REQUIREMENT: From the entries below, copy every line where the string "finibus" appears.

[Dataset rows describing interfaces]
☆ ☆ ☆ ☆ ☆ ☆ ☆
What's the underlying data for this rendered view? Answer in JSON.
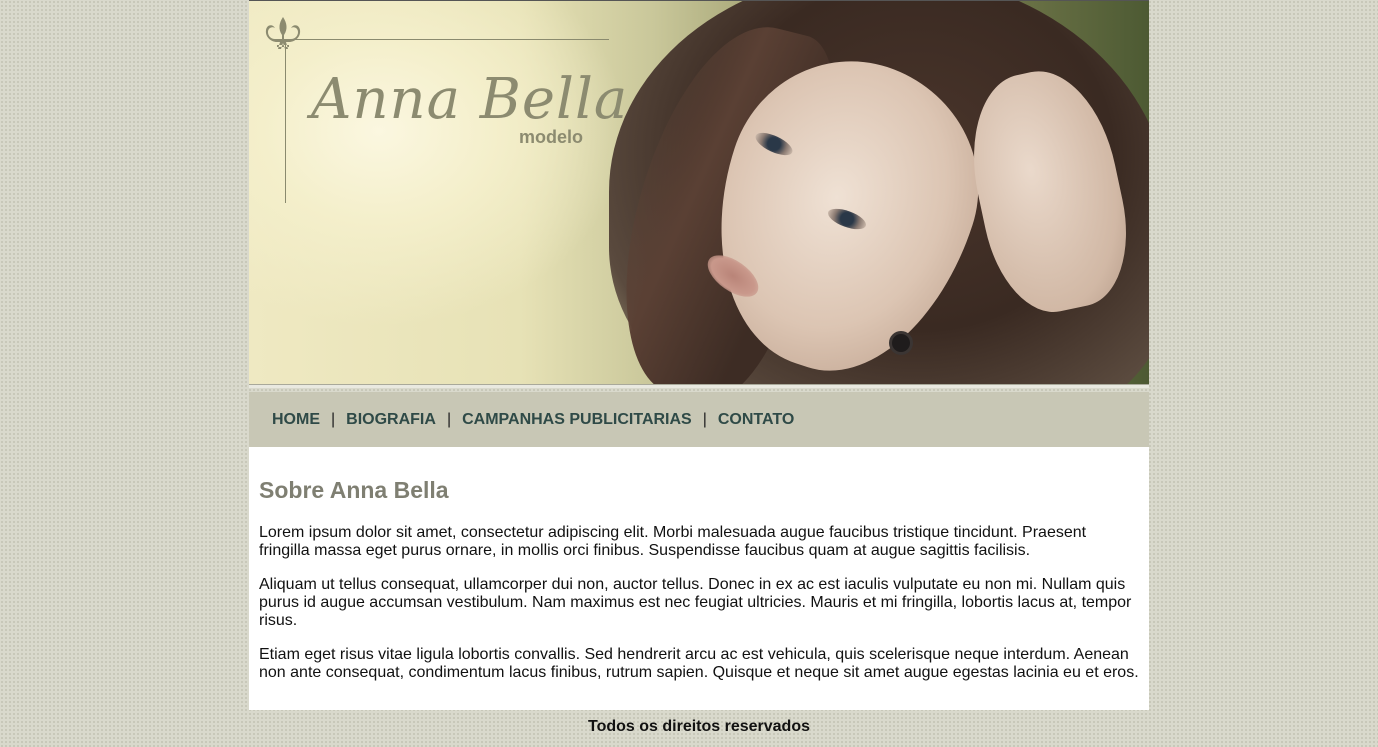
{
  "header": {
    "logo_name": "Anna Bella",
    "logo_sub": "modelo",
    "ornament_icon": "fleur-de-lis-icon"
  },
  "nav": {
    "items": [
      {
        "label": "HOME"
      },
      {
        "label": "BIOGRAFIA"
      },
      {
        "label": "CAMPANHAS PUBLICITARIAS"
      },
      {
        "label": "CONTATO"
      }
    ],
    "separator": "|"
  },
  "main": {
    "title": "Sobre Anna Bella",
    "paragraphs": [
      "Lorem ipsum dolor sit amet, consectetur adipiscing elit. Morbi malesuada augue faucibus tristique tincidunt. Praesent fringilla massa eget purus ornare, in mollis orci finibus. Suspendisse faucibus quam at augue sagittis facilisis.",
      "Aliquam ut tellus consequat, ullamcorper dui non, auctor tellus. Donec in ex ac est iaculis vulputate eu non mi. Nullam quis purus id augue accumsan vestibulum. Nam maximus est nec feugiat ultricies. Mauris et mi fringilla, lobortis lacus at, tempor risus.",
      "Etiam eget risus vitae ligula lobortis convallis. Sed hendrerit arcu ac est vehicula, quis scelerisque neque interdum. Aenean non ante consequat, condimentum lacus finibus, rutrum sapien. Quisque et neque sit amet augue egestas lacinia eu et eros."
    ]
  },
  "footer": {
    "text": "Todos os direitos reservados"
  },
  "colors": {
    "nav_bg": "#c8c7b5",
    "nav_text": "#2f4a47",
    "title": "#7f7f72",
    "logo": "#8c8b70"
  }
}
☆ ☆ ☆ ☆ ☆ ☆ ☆
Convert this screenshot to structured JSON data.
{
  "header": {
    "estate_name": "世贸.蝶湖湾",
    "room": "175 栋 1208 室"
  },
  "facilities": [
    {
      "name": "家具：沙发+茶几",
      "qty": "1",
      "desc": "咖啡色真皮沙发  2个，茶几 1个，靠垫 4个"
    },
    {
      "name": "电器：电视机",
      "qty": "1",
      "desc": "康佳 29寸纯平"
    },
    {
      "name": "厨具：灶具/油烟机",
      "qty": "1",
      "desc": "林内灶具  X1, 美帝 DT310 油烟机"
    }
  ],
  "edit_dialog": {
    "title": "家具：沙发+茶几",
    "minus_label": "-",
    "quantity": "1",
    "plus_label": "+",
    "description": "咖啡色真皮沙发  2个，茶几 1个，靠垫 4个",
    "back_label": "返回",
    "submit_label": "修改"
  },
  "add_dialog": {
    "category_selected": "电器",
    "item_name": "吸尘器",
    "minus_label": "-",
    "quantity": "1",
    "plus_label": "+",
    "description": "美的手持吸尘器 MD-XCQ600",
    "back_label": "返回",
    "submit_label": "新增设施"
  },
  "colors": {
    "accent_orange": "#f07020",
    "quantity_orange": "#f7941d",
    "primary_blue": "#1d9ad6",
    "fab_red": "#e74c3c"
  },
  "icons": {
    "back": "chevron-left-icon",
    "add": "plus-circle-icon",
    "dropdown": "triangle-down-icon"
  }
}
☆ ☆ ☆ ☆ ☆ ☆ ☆
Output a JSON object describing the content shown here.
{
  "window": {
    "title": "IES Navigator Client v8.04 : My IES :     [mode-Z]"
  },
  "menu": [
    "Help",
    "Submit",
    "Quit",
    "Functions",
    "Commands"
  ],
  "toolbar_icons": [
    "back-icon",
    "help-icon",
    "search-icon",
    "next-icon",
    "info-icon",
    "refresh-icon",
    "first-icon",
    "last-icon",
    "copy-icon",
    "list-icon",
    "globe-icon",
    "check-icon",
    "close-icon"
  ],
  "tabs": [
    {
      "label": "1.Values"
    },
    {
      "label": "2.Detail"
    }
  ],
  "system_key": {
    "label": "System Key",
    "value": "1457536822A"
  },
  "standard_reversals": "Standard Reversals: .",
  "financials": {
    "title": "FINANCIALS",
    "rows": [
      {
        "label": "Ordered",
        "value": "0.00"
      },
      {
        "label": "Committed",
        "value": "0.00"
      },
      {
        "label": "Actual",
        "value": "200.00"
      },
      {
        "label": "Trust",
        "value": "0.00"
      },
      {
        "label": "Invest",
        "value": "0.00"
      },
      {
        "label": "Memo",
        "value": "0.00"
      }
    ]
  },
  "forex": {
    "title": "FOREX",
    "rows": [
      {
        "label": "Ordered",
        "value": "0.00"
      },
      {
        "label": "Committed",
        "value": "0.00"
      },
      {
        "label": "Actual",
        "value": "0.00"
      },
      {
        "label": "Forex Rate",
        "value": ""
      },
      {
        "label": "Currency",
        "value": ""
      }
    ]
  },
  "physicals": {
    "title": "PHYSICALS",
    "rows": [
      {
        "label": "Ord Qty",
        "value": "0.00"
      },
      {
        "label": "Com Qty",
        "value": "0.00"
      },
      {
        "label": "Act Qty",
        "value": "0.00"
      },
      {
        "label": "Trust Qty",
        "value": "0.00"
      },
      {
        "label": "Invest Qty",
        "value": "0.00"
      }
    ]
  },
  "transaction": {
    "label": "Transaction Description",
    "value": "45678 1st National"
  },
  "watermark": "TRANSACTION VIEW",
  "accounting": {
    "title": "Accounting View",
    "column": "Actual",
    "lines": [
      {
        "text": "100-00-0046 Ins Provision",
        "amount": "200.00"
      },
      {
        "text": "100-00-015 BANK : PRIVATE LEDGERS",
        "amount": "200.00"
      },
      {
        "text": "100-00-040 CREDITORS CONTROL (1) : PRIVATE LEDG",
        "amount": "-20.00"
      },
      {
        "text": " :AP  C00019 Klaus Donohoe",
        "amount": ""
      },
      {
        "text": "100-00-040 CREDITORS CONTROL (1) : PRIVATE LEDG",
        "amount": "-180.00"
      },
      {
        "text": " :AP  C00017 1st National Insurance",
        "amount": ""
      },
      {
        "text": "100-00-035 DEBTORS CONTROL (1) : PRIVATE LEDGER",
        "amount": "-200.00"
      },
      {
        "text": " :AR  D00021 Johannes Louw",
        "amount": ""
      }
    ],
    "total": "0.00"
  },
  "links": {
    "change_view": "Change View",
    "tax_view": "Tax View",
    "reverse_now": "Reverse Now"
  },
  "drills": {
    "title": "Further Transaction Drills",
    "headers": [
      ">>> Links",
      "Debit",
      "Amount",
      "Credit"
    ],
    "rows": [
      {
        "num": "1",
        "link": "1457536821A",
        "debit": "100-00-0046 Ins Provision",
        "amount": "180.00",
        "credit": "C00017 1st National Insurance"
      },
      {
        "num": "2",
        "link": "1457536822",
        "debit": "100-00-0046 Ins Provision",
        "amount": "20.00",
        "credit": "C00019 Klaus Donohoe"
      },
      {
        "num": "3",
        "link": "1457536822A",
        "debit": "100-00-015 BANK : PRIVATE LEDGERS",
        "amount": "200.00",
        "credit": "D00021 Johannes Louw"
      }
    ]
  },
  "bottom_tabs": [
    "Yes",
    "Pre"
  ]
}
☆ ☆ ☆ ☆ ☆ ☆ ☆
ANSWER SECTION:
      "Lorem ipsum dolor sit amet, consectetur adipiscing elit. Morbi malesuada augue faucibus tristique tincidunt. Praesent fringilla massa eget purus ornare, in mollis orci finibus. Suspendisse faucibus quam at augue sagittis facilisis.",
      "Etiam eget risus vitae ligula lobortis convallis. Sed hendrerit arcu ac est vehicula, quis scelerisque neque interdum. Aenean non ante consequat, condimentum lacus finibus, rutrum sapien. Quisque et neque sit amet augue egestas lacinia eu et eros."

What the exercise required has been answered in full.